Healthcare Executive: How would you describe your leadership style?
Dalton: My dad was a big influence on my leadership style. He was a high school basketball coach for most of his life, and much of his wisdom and advice still resonates with me. He said you must prove yourself every day. He also said it takes a team to accomplish great things. In other words, everyone has unique strengths and weaknesses, and it’s our job as leaders to coach everyone to achieve their potential and help us reach our common goals. One of the highlights of my career has been finding great talent and seeing young associates develop and take on leadership roles themselves.
What doesn’t work is demanding that things get done exactly the way I would execute them. Leadership is about unleashing the value of diverse personalities, perspectives and experiences. It’s about inspiring and giving your team the clarity, guidance, tools and resources they need to be successful, and then giving them the space to meet your expectations in their own way.
HE: What are some of the most important lessons you’ve learned about leadership?
Dalton: I’ve been part of a lot of trans¬formation with a company that was founder-led for much of its existence. With the passing of our founder, Neal Patterson, and the onboarding of an almost entirely new executive leadership team, I’ve had to rethink the way we do things and open myself to new perspectives. Developing a willingness to adapt, embrace opportunities to change and lead others through that change have held critical lessons for me.
The fact that Cerner encourages an entrepreneurial spirit has allowed me to take risks. It enabled me to leave a well-established business unit and a job I was comfortable in to explore opportunities in an already crowded market that we were venturing into for the first time. Navigating the government landscape and building relationships with varied stakeholders demanded a lot of patience and resolve. Thanks to our team’s perseverance, we’ve become the federal government’s largest health IT provider.
HE: As you think about 2022 and beyond, what challenges are you facing and what resources are you using to address them?
Dalton: The healthcare industry faced unprecedented challenges with the COVID-19 pandemic. Cerner’s primary challenge now is continuing its innovation pursuit to remain relevant to clients in the wake of the crisis. We will be focused on developing our offerings around interoperability and access to health information and data analytics.
Our clients are looking for affordable, flexible solutions that can be adapted as the ecosystem changes. Cerner aims to be a transformative partner on that journey.
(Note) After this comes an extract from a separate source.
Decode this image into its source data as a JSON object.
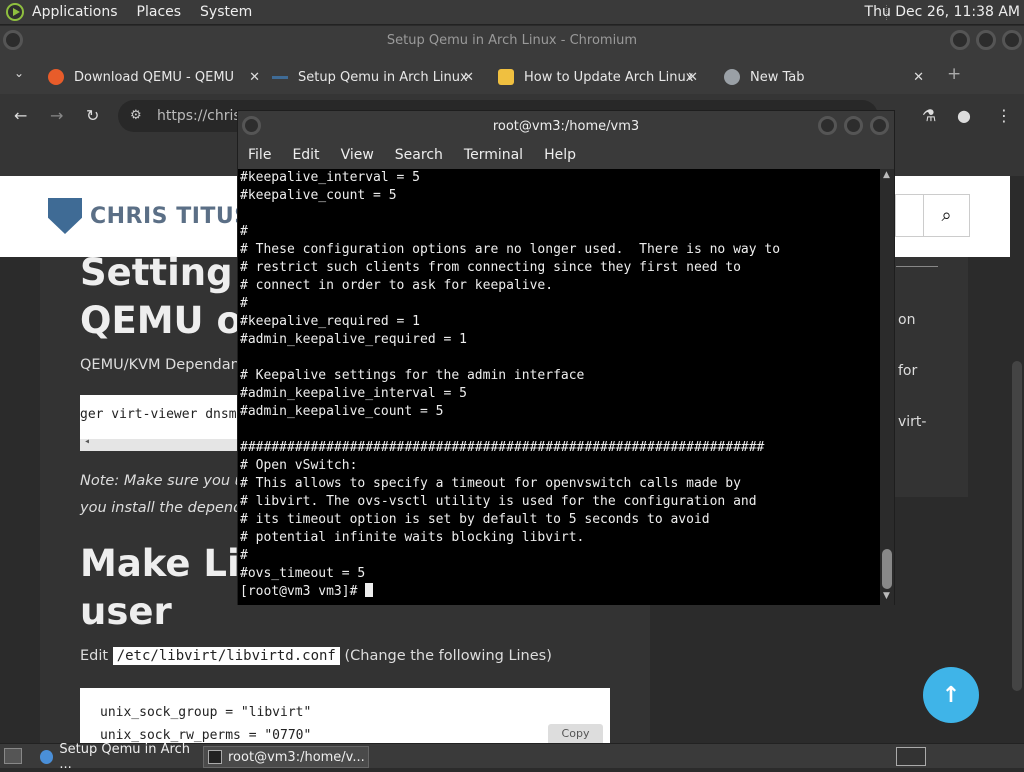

Toward that end, we are: 1) advancing the solutions that matter most to our clients; 2) modernizing our platforms and capabilities to improve quality and increase the speed of innovation and speed to market; and 3) building strategic partnerships to achieve better solutions for our clients. For example, Cerner partnered recently with Apple in support of its new Health app feature, which allows iPhone users to share health data directly with their providers as a pathway to better outcomes.
In terms of broad, business sector-agnostic market dynamics, one of our biggest challenges will be adapting in the rapidly evolving post-pandemic job market.
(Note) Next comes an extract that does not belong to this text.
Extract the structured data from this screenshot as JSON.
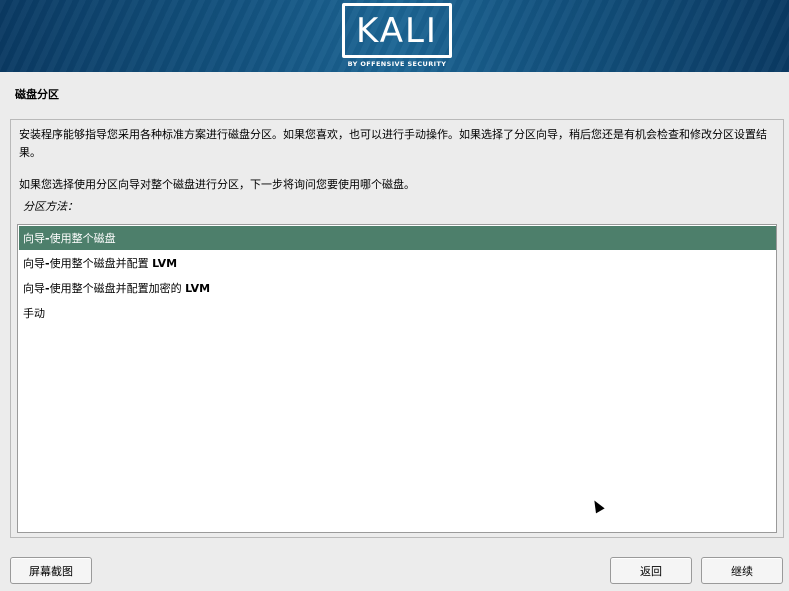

With the shift to a fully virtual or, in Cerner’s case, a hybrid workforce, we’re increasingly competing for talent against companies regardless of location or sector. That shift requires us to reevaluate how we attract talent to find and keep the best. These changes also present opportunities to diversify our talent base and draw from a much wider pool of candidates.
In response to these trends, Cerner is revising its job architecture to facilitate career progression across all functions, improve benefits and create more leadership opportunities for high performers. These changes will help propel Cerner toward becoming the high performing organization our associates and clients deserve.
HE: As you think about the future of healthcare, what do you believe should be top of mind for healthcare leaders, and what advice can you give?Dalton: Our clients will continue to be looking for solutions that help them improve affordability and access to care. We all need to be thinking about how to rise to this challenge and do more with less. We will succeed only if we can support our clients’ strategies in this regard and empower our associates to bring this priority to fruition.
I always keep the following at the forefront of everything we do:
Clarity of purpose: People at all levels of the organization want to know how their job fits into the bigger pic¬ture. They deserve to understand where you are headed as a company and how you intend to get there.
Mission-driven culture: We focus too often on what’s in the windshield and lose sight of why the work matters. It’s critical to remind ourselves of the “why” of what we do. People want to be a part of something larger than themselves, so it’s important to remind them of the impact they are having on the lives of others and do so often.
Relentless pursuit of excellence: Look at strategies in a holistic way, and surround an objective with multiple points of influence—an approach I call the anaconda strategy. Getting 1% better each day across a series of actions can yield big change. That requires relentless passion.
From a leadership standpoint, I always think of the following three pieces of advice that I’ve heard over the years: 1) You’ll see the same people on the way down that you saw on the way up, so be good to everybody. 2) Find out what your boss’s problems are and solve them. 3) Very few people want to lead but everyone wants to be led, regardless of their position in the organization. If you take the initiative, you’ll be surprised at how many people will follow.
Health information technologies